He doesn’t have a bad shot; his wrister is actually quite powerful and accurate. He just seems to get more satisfaction from dismantling a defence and leaving a goaltender flailing to react to a new angle than trying to beat them on his own. That’s probably a more impressive skill than just firing a puck in the net, but he’ll need to do both to be a star in the NHL.
What he does do well is get to the net when he isn’t handling the puck, looking for the same tap-ins he tries to set up, or be on the doorstep when a rebound is spilled. They’re not often pretty and hardly highlight-worthy, but goals scored by those methods do show a willingness to create offence any way he can, and that is a translatable talent.
Defensive play is another area that he will need to improve on in the NHL. He’s not nearly as adept at playing without the puck as he is with it on his stick, and often looks average in his own zone.

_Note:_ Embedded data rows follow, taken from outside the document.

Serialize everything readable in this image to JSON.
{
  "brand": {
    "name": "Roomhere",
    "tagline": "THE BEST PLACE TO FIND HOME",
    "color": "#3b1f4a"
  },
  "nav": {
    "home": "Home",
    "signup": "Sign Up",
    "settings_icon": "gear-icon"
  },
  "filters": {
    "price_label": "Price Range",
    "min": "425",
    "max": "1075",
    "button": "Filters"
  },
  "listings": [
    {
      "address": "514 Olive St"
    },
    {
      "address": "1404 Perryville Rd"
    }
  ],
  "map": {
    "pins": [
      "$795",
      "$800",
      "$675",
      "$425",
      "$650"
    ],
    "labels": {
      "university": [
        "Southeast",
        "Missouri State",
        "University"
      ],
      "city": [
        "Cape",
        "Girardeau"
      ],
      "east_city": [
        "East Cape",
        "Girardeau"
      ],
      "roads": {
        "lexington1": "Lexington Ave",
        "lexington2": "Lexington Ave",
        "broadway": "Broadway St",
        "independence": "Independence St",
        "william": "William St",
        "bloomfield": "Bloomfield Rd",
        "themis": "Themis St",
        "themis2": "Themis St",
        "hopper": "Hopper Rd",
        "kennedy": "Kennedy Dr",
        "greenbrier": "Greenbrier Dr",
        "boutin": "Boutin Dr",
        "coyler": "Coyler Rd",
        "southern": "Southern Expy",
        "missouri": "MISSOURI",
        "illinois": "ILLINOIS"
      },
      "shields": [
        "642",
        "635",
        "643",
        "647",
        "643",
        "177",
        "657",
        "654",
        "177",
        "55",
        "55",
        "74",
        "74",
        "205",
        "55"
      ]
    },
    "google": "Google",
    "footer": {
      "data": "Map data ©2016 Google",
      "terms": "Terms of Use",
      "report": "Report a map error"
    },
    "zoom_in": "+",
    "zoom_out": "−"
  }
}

It’s something he improved this year, and while he won’t be expected to handle the brunt of defensive activity in his zone as a winger, he’ll still have a role to play in limiting opposition chances and creating changes in possession.

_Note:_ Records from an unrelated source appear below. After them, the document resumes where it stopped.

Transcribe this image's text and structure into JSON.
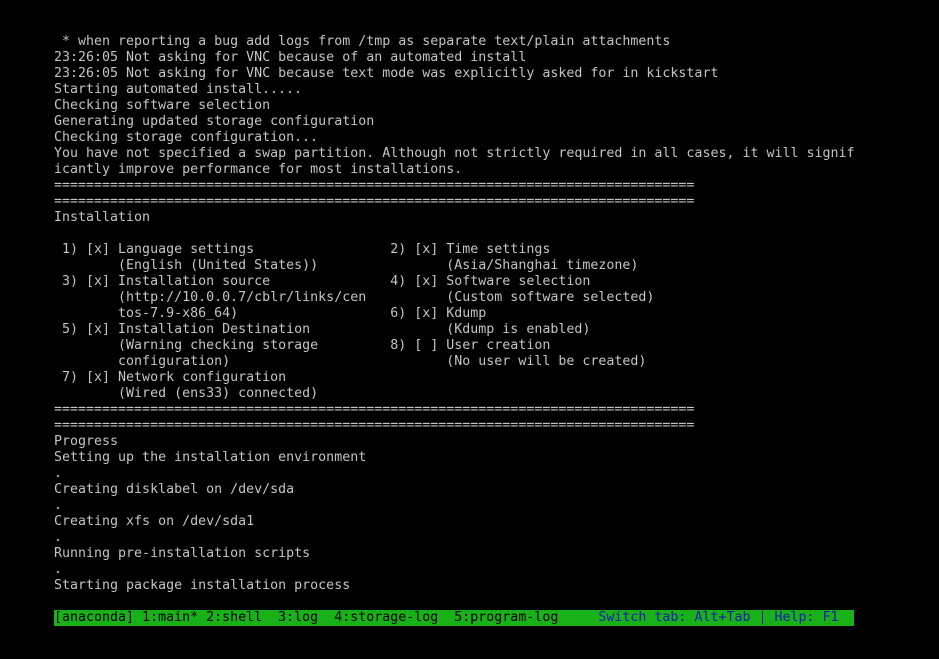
{
  "lines": [
    " * when reporting a bug add logs from /tmp as separate text/plain attachments",
    "23:26:05 Not asking for VNC because of an automated install",
    "23:26:05 Not asking for VNC because text mode was explicitly asked for in kickstart",
    "Starting automated install.....",
    "Checking software selection",
    "Generating updated storage configuration",
    "Checking storage configuration...",
    "You have not specified a swap partition. Although not strictly required in all cases, it will signif",
    "icantly improve performance for most installations.",
    "================================================================================",
    "================================================================================",
    "Installation",
    "",
    " 1) [x] Language settings                 2) [x] Time settings",
    "        (English (United States))                (Asia/Shanghai timezone)",
    " 3) [x] Installation source               4) [x] Software selection",
    "        (http://10.0.0.7/cblr/links/cen          (Custom software selected)",
    "        tos-7.9-x86_64)                   6) [x] Kdump",
    " 5) [x] Installation Destination                 (Kdump is enabled)",
    "        (Warning checking storage         8) [ ] User creation",
    "        configuration)                           (No user will be created)",
    " 7) [x] Network configuration",
    "        (Wired (ens33) connected)",
    "================================================================================",
    "================================================================================",
    "Progress",
    "Setting up the installation environment",
    ".",
    "Creating disklabel on /dev/sda",
    ".",
    "Creating xfs on /dev/sda1",
    ".",
    "Running pre-installation scripts",
    ".",
    "Starting package installation process"
  ],
  "status_bar": {
    "tabs": "[anaconda] 1:main* 2:shell  3:log  4:storage-log  5:program-log     ",
    "hint": "Switch tab: Alt+Tab | Help: F1"
  },
  "colors": {
    "background": "#000000",
    "text": "#c4c4c4",
    "status_bg": "#18b218",
    "status_hint": "#1a1ab2"
  }
}
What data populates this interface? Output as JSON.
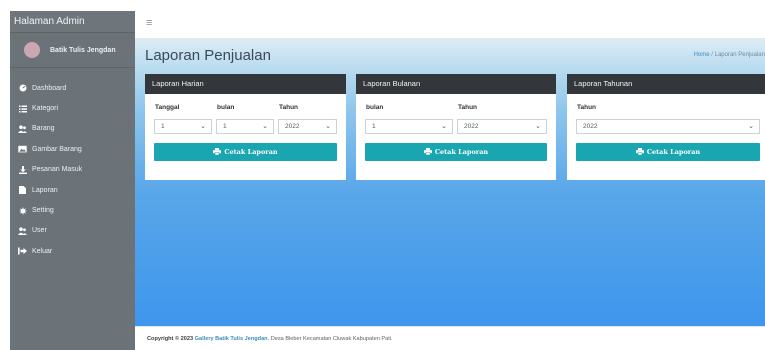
{
  "sidebar": {
    "brand": "Halaman Admin",
    "user_name": "Batik Tulis Jengdan",
    "items": [
      {
        "label": "Dashboard",
        "icon": "dashboard-icon"
      },
      {
        "label": "Kategori",
        "icon": "list-icon"
      },
      {
        "label": "Barang",
        "icon": "users-icon"
      },
      {
        "label": "Gambar Barang",
        "icon": "image-icon"
      },
      {
        "label": "Pesanan Masuk",
        "icon": "download-icon"
      },
      {
        "label": "Laporan",
        "icon": "file-icon"
      },
      {
        "label": "Setting",
        "icon": "gear-icon"
      },
      {
        "label": "User",
        "icon": "users-icon"
      },
      {
        "label": "Keluar",
        "icon": "signout-icon"
      }
    ]
  },
  "navbar": {
    "menu_icon": "hamburger-icon"
  },
  "header": {
    "title": "Laporan Penjualan",
    "breadcrumb_home": "Home",
    "breadcrumb_sep": "/",
    "breadcrumb_current": "Laporan Penjualan"
  },
  "cards": {
    "harian": {
      "title": "Laporan Harian",
      "label_tanggal": "Tanggal",
      "label_bulan": "bulan",
      "label_tahun": "Tahun",
      "tanggal": "1",
      "bulan": "1",
      "tahun": "2022",
      "button": "Cetak Laporan"
    },
    "bulanan": {
      "title": "Laporan Bulanan",
      "label_bulan": "bulan",
      "label_tahun": "Tahun",
      "bulan": "1",
      "tahun": "2022",
      "button": "Cetak Laporan"
    },
    "tahunan": {
      "title": "Laporan Tahunan",
      "label_tahun": "Tahun",
      "tahun": "2022",
      "button": "Cetak Laporan"
    }
  },
  "footer": {
    "prefix": "Copyright © 2023",
    "link": "Gallery Batik Tulis Jengdan",
    "suffix": ". Desa Bleber Kecamatan Cluwak Kabupaten Pati."
  },
  "colors": {
    "sidebar": "#6b7378",
    "card_header": "#33373b",
    "button": "#1aa6b1",
    "gradient_bottom": "#3e96ec"
  }
}
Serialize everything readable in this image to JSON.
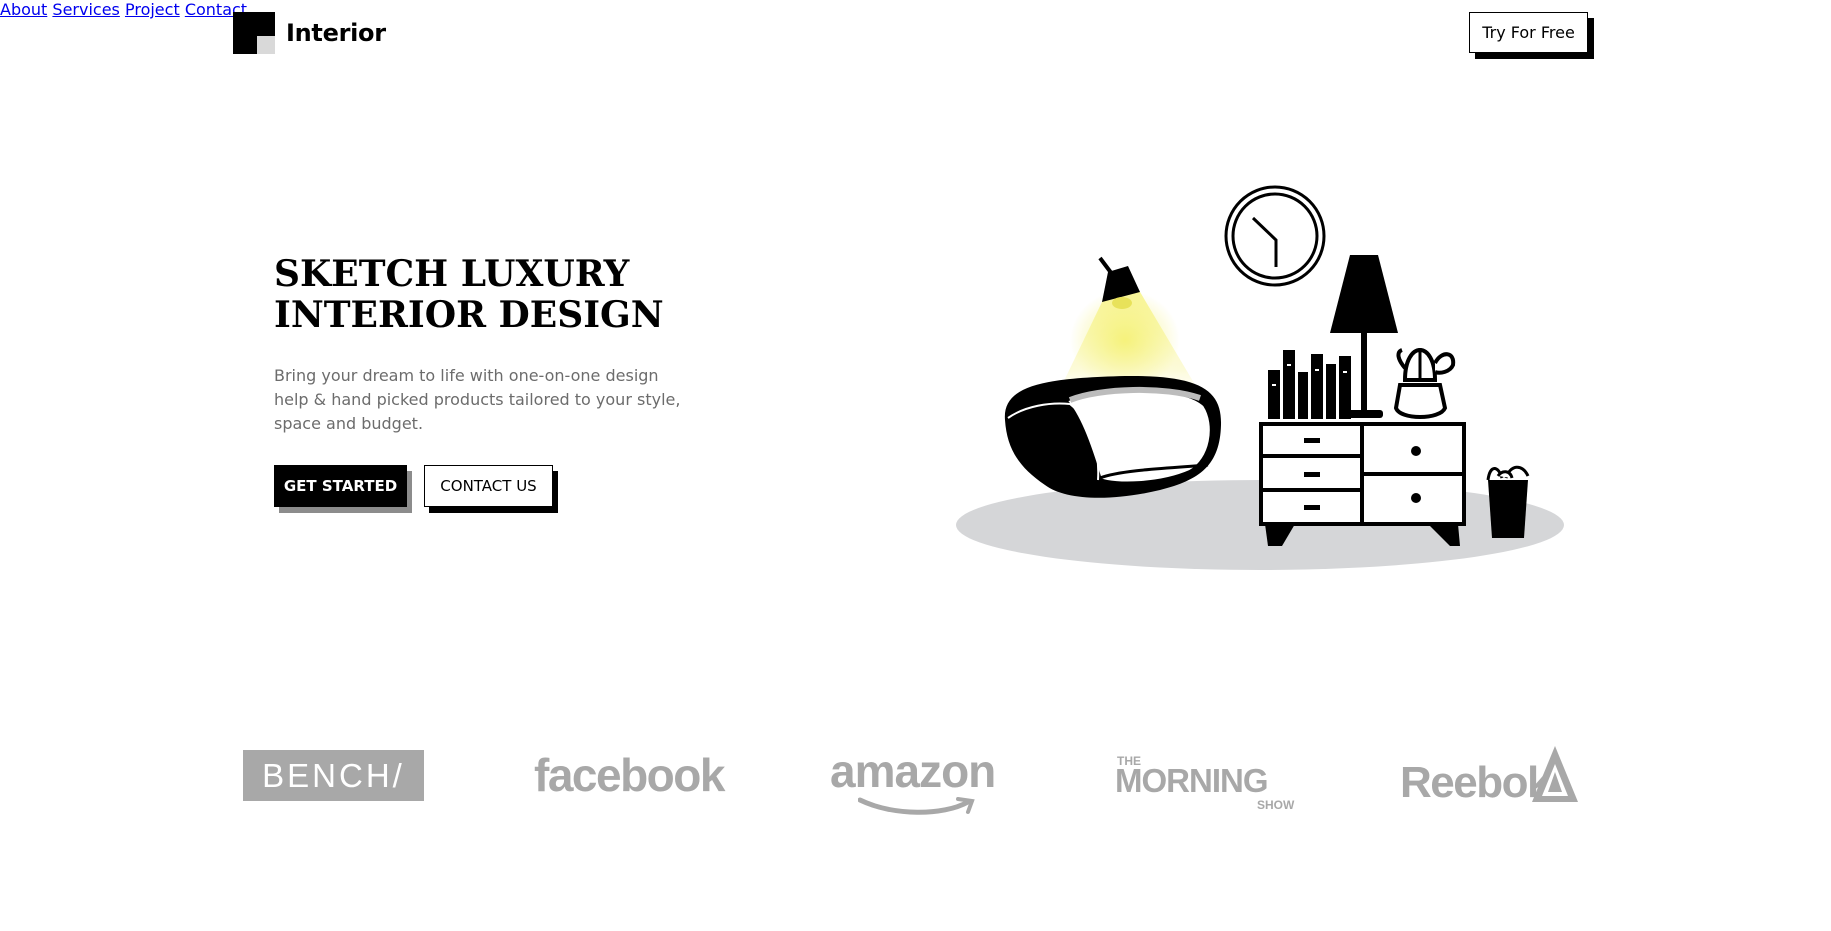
{
  "header": {
    "logo_text": "Interior",
    "nav": [
      "About",
      "Services",
      "Project",
      "Contact"
    ],
    "cta_label": "Try For Free"
  },
  "hero": {
    "title_line1": "SKETCH LUXURY",
    "title_line2": "INTERIOR DESIGN",
    "description": "Bring your dream to life with one-on-one design help & hand picked products tailored to your style, space and budget.",
    "primary_button": "GET STARTED",
    "secondary_button": "CONTACT US"
  },
  "brands": {
    "bench": "BENCH/",
    "facebook": "facebook",
    "amazon": "amazon",
    "morning_the": "THE",
    "morning_main": "MORNING",
    "morning_show": "SHOW",
    "reebok": "Reebok"
  },
  "colors": {
    "accent_black": "#000000",
    "logo_gray": "#d9d9d9",
    "brand_gray": "#a8a8a8",
    "lamp_light": "#f6f27a",
    "floor_gray": "#d5d6d8"
  },
  "icons": [
    "logo-mark-icon",
    "clock-icon",
    "desk-lamp-icon",
    "table-lamp-icon",
    "cactus-icon",
    "amazon-smile-icon",
    "reebok-delta-icon"
  ]
}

Elite Prospects: #1
Future Considerations: #1
Hockey Prospect: #1
McKeen’s Hockey: #1
NHL Central Scouting: #1 (North American skaters)
Every outlet has Lafrenière going first overall. While there is a lot to like about Byfield and Tim Stützle (expected to be the next two picks on draft day), Lafrenière’s particular skill set is regarded as the best in the class. Stützle and Byfield are much better skaters, and they incorporate that into offensive chances that Lafrenière is unable to create with his reduced pace and mobility. He instead makes up for it by quickly and precisely moving the puck. Should he get the chance to play with more gifted finishers in the NHL (like, say, Dylan Larkin and Filip Zadina if the Detroit Red Wings win the draft lottery, or Josh Norris and Anthony Duclair if the Ottawa Senators do), relying on an exceptional puck-distribution ability will hardly be seen as a flaw.